Tuesday, November 27, 2012

Accidental Workshops and a Poem in the Upcoming issue of Adroit Journal

I hardly ever workshop poems. I like the idea of spending a little time with other poets and hearing what kind of feedback and advice gets thrown around, but I'm often too close to the poem in question to embrace any drastic changes. I feel like constructive criticism will mostly benefit the future poems that I have yet to write.

On a related note, my poem "Reasons Critics Insist I Make a Terrible Poet and/or Husband" (which is a cento of reviews of my first chapbook) will be published in the next issue of The Adroit Journal. I mention this because sending them work was like getting an unexpected workshop experience. Each poem must be uploaded separately, so the responses come in sporadically.

They were very quick about it (within the first week) and they even included lots of comments from their staff.
Here are some of their comments on the poems they didn't want:

We are sad to tell that it got rejected by a narrow margin. I think this is what happened to most of the poems you sent: we half-loved them. Here are some comments by the staff members:

This makes me chuckle, but I don't think it's enough to warrant a 'yes.' I'm pretty ambivalent about it. It feels like the poet broke the structure because he liked the ending way too much the way it was, and that lack of true intentionality is what's mainly putting me off this piece. Also, for such a short piece some of the lines seem almost like a waste

I love the premise here, but the ending doesn't feel like an ending to me

I wish the end of this poem was the beginning of a different poem


This is cute. I really like this poet's style, voice, word choice, whatever, but the topic here is just too average for me. It's a nice little moment, but that's all it is at this point.

I think the concept is nice, but there are graceless moments in the language that really put me off. Also, I'm not a fan of how the short sentences in the last two stanzas start sounding halting. The piece needs a better ear, I think...

Again, conceptually, I enjoy this piece. I wish he'd just stick with the narrative though and keep it interesting and cute, rather than try to turn it into an emotional melodrama


The first stanza feels like a bunch of throwaway images with no anchor, and I'm not convinced. Overall, I think the poem relies too much on its images and its other abstract, non-imaginable expressions that just fall flat

I think the poet is obviously talented, but some of these phrases seem to veer into Lady Gaga Lyric territory

I agree, though I did like the last phrase; it was the only part of the poem that gave me some sense of the narrator's personality. Overall, this poem feels too detached

While the poem develops a nice flow, I'm not into the subject matter, and I can't quite overcome the sense that the poet has yet to find their voice. I really like the ending though


  1. Wow -- that's some feedback.
    You are a brave poet. : )

  2. Criticism isn't one of the things that bother me. If anything, it somehow validates it...like I appreciate that someone felt it was worth contemplating.

    In fact, that poem they ended up accepting is made up of a patchwork of many similar lines of criticism that was originally directed at my chapbook. So apparently I have always been comfortable with sharing those kinds of remarks.
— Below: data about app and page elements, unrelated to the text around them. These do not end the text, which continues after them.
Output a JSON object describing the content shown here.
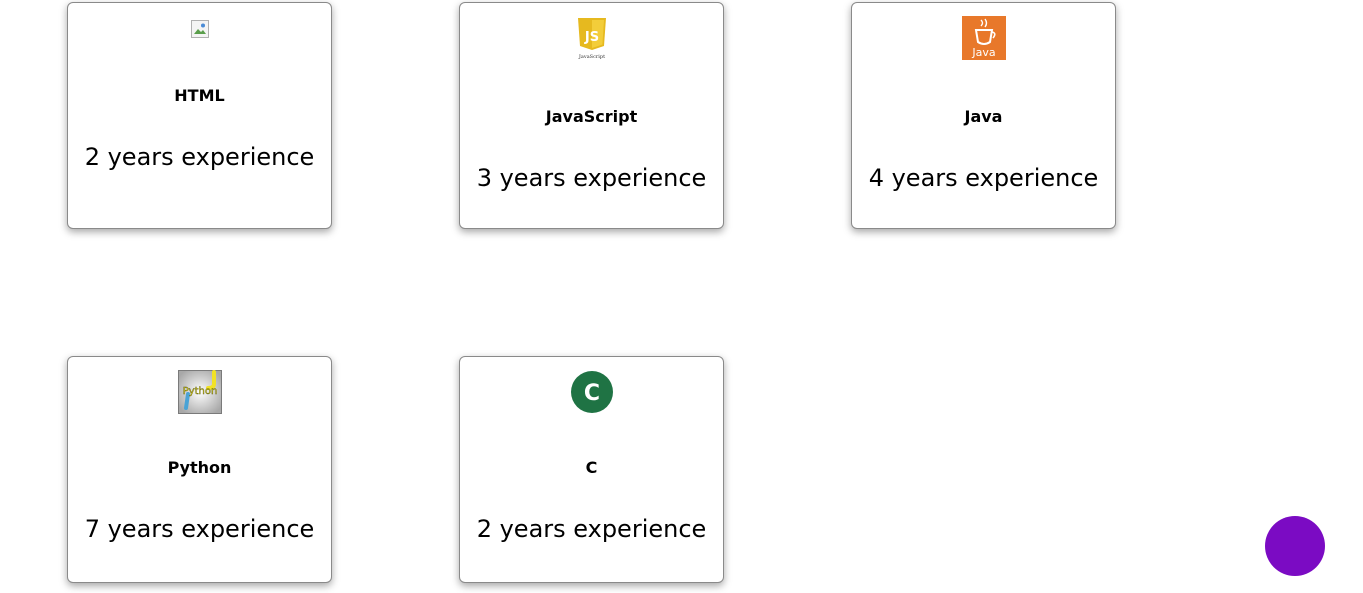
{
  "skills": [
    {
      "name": "HTML",
      "experience": "2 years experience",
      "icon": "html-broken-image-icon"
    },
    {
      "name": "JavaScript",
      "experience": "3 years experience",
      "icon": "javascript-logo-icon",
      "icon_text": "JavaScript"
    },
    {
      "name": "Java",
      "experience": "4 years experience",
      "icon": "java-logo-icon",
      "icon_text": "Java"
    },
    {
      "name": "Python",
      "experience": "7 years experience",
      "icon": "python-logo-icon",
      "icon_text": "Python"
    },
    {
      "name": "C",
      "experience": "2 years experience",
      "icon": "c-logo-icon",
      "icon_text": "C"
    }
  ],
  "colors": {
    "fab": "#7b0bc3",
    "js_yellow": "#e6b91f",
    "java_orange": "#e8782a",
    "c_green": "#1f7344"
  }
}
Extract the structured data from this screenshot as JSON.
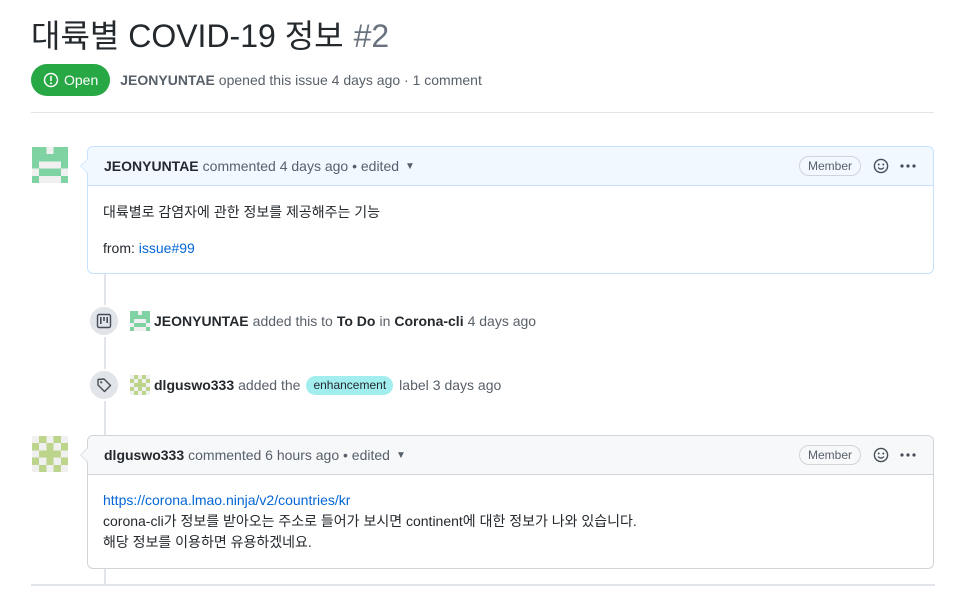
{
  "issue": {
    "title": "대륙별 COVID-19 정보",
    "number": "#2",
    "state": "Open",
    "author": "JEONYUNTAE",
    "opened_text": "opened this issue 4 days ago · 1 comment"
  },
  "comments": [
    {
      "author": "JEONYUNTAE",
      "meta": "commented 4 days ago • edited",
      "badge": "Member",
      "body_line1": "대륙별로 감염자에 관한 정보를 제공해주는 기능",
      "from_label": "from:",
      "from_link": "issue#99"
    },
    {
      "author": "dlguswo333",
      "meta": "commented 6 hours ago • edited",
      "badge": "Member",
      "link": "https://corona.lmao.ninja/v2/countries/kr",
      "line2": "corona-cli가 정보를 받아오는 주소로 들어가 보시면 continent에 대한 정보가 나와 있습니다.",
      "line3": "해당 정보를 이용하면 유용하겠네요."
    }
  ],
  "events": [
    {
      "icon": "project-icon",
      "actor": "JEONYUNTAE",
      "text1": "added this to",
      "column": "To Do",
      "text2": "in",
      "project": "Corona-cli",
      "time": "4 days ago"
    },
    {
      "icon": "tag-icon",
      "actor": "dlguswo333",
      "text1": "added the",
      "label": "enhancement",
      "text2": "label",
      "time": "3 days ago"
    }
  ],
  "colors": {
    "open_green": "#28a745",
    "link_blue": "#0366d6",
    "label_enhancement": "#a2eeef"
  }
}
  3. You should write a poem called "Lady Gaga Territory" :). It's wonderful...

    I think it's awesome you shared this. I still remember a comment a prof of mine made on an essay in grad school: "This paper is startlingly brilliant, but also maddeningly deficient." I ended up appreciating being called out on the deficiency...even though I heard the Debbie Downer trombone sound after reading it initially.

  4. No, YOU should write that poem!
    I have a feeling you would be much better at following through on those kinds of prompts, than I am.

    I forgot to include a little bit of the positive up there, so I will edit that in, now. I think it puts their feedback in a little different light, to know that some of these poems did have factions of support. So they really were trying to be helpful by sharing what some of the staff had problems with.

    I would just like to make it clear that I was happy to get their feedback.

    P.S. - the Debbie Downer trombone would be a killer ringtone.